Wednesday, May 19, 2010

Letterpress Hangtags

You may have noticed in my last post about the Farmhouse booth, that we had new hangtags on our items for sale. These hangtags were made on a vintage letterpress -- a machine I had not seen before going to help make these tags. A very generous woman and friend, Sue Mellor, stopped by my house a few months back with some samples of hangtags she had made for my shop.
So, one evening a few weeks ago, I went over to Sue's letterpress shop (actually her garage) to take part in the making of these tags. Sue was very lucky to obtain a functioning letterpress from the 1930's (approx.) She told me there are few left as they became relics of newspaper printing long ago. Above, the red rollers are where the ink is applied-- they spin to ink the "stamp" as the paper is rolled and pressed over the stamp. Hard to describe, and I'm probably slaughtering the correct terminology. (Guess I'm not a good reporter, sorry). The little red object you can see in the upper left photo is the floral stamp you see on the cards. The stamp not only inks the paper, it also debosses the paper at the same time (pushes the image below the level of the paper). Sometimes, Sue uses the stamps without ink to "dry deboss" paper.

Trying my hand at the letterpress...... I'm a lot slower than Sue. This letterpress machine is manual, in that you have to turn the handcrank to roll the paper over the press.

Old letters on wood blocks, gears on the letterpress, inks
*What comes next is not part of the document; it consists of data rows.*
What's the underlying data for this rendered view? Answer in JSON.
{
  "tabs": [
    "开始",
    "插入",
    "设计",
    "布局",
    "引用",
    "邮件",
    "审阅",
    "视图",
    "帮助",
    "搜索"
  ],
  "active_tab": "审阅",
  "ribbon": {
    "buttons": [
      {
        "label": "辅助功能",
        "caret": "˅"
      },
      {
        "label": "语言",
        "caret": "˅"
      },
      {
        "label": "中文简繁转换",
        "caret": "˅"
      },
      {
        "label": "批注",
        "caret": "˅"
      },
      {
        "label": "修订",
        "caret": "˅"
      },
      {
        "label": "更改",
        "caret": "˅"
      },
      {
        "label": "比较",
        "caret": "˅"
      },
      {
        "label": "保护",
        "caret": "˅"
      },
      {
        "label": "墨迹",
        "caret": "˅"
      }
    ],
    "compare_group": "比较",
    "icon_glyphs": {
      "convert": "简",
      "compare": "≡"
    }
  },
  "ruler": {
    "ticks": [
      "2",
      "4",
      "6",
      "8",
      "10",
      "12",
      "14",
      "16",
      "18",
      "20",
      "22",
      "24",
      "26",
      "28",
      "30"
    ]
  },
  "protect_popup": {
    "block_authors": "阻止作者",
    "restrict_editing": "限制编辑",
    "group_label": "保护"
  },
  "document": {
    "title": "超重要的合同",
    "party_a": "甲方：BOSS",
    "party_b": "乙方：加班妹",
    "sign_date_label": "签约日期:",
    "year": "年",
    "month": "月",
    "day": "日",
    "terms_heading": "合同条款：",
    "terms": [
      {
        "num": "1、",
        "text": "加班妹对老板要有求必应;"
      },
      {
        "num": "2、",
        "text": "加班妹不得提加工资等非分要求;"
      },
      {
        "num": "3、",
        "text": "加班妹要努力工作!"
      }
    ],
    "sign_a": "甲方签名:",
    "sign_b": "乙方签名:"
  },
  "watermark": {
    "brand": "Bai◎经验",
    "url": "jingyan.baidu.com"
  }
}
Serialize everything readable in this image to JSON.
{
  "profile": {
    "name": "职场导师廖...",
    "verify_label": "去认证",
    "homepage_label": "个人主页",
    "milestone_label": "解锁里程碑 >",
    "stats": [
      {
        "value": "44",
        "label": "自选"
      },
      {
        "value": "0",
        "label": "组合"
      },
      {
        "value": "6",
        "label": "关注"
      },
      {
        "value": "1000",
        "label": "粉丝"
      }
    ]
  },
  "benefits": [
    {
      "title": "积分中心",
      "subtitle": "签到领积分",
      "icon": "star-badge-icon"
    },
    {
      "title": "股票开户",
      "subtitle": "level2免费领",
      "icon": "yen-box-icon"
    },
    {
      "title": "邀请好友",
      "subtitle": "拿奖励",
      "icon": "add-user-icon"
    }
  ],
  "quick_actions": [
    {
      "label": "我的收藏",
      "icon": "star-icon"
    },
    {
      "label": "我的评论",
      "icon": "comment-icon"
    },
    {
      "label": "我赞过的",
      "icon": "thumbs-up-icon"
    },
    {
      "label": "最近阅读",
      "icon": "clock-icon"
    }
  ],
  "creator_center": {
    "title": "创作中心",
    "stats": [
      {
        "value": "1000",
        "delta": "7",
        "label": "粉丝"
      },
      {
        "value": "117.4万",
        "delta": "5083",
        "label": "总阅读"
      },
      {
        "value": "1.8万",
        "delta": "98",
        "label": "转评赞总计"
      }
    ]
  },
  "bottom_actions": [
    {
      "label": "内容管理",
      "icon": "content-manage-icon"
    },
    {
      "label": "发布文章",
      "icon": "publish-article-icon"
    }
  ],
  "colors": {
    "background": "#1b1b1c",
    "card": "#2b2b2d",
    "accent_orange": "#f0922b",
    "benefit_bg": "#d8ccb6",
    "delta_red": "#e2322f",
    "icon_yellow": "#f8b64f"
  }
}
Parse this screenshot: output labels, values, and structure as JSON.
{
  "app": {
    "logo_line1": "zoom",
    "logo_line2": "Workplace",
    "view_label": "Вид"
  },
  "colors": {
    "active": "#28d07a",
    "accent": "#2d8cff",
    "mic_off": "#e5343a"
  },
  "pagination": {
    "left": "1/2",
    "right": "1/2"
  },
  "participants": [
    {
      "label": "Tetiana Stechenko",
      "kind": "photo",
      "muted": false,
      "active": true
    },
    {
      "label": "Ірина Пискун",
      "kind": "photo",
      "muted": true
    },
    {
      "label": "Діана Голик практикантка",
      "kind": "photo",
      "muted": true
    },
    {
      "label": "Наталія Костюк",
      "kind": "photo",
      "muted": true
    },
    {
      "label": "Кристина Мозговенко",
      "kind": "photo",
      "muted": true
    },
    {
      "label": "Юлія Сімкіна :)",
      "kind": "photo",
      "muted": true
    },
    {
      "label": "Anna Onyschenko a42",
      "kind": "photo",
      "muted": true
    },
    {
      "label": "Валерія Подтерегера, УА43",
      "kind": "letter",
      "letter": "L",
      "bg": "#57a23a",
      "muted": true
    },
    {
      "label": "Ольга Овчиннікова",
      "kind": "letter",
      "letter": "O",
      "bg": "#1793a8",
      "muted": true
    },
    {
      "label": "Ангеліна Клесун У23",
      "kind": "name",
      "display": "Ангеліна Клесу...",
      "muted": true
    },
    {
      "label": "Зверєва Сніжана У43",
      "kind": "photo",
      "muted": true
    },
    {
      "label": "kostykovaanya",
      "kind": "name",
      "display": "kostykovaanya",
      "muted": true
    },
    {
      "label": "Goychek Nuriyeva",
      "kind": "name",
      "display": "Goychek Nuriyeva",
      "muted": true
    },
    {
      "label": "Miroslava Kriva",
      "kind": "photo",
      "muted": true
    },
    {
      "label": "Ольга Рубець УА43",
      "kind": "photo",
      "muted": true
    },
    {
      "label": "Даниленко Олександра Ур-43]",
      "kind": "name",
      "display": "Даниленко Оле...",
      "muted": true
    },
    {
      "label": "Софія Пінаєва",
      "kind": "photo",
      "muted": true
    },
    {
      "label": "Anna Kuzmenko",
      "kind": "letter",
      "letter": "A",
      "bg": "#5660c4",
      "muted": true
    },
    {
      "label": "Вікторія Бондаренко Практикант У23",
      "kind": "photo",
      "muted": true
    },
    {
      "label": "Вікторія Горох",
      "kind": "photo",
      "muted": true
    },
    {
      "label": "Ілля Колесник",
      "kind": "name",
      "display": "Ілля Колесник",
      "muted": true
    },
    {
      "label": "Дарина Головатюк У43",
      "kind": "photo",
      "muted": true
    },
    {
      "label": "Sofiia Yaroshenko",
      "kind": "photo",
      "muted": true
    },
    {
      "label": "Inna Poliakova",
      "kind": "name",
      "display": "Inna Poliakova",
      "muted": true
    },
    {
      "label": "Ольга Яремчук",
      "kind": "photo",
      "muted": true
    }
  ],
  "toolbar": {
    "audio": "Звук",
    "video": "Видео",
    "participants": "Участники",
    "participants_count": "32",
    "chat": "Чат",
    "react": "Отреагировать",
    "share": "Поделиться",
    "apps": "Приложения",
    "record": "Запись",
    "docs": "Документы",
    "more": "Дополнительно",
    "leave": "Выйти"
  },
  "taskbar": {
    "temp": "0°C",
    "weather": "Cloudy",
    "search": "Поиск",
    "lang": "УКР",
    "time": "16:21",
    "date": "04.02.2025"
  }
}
Sue had the awesome idea to punch holes in the bottom of the tag with a sewing machine needle so that the bottom portion (where the price is written) can be torn off and the item can be given as a gift. She's an inventive lady, that one. (I secretly wish I had thought of it....)

Here are some examples of cards Sue has made.... I really like the tree.

More examples. Really, the options are limitless because now you can design any image using Adobe Illustrator and have a stamp made (in the reverse of course), and viola.... you can make cards, wedding announcements, baby announcements, business cards, etc. Sue may be adding some note cards to my little shop in the near future, just for your purchasing pleasure.

Here is another fully automated (but yet to be fully functional) letterpress that Sue also has. She and her husband are rebuilding it and hope to have it running soon. I changed the color of this photo in Photoshop Elements. It looks to have stepped straight out of the early 1900s.

I had a really good evening, and am thrilled with the hangtags..... now about those business cards..... (thanks Sue)


Serline said...

It's astonishing that out of these monstrous machines come such beautiful finished products...

Rettabug said...

That is fascinating to learn how that works, Wendy. BRAVO on your friend for making such darling items with it. VERY creative!

Molly said...

wow! so cool!

Anonymous said...

The combinations of old and new technologies.
I am so glad younger generations take an interest in and appreciate the arts of history.

Gabriella Szabev said...

Dear Wendy

Thank you so much for visiting at my blog and yours beautiful sentensies!
Congratulation for your blog, I really-really like it.
Have a nice day!


Karin @ 6ByHisDesign said...

Wow! I'm salivating over the letterpress. Totally, totally cool!

EG Wow said...

This looks like so much fun! Ha! Another craft to learn. :)

Emily {Frilly Details} said...

That is so cool! I am in a graphic design program right now and last week we had a speaker who owns his own letterpress shop. He showed us video of his press in action and some of the work he's done. The finished product is just beautiful. Your little tags are perfect!

Ross Taylor said...

Excellent article. You are using the combinations of both old and new technologies, that's great. Such a beautiful cards. Using this technology we can make different types of cards such as gift cards, wedding cards, baby announcements, business cards, etc. Market Research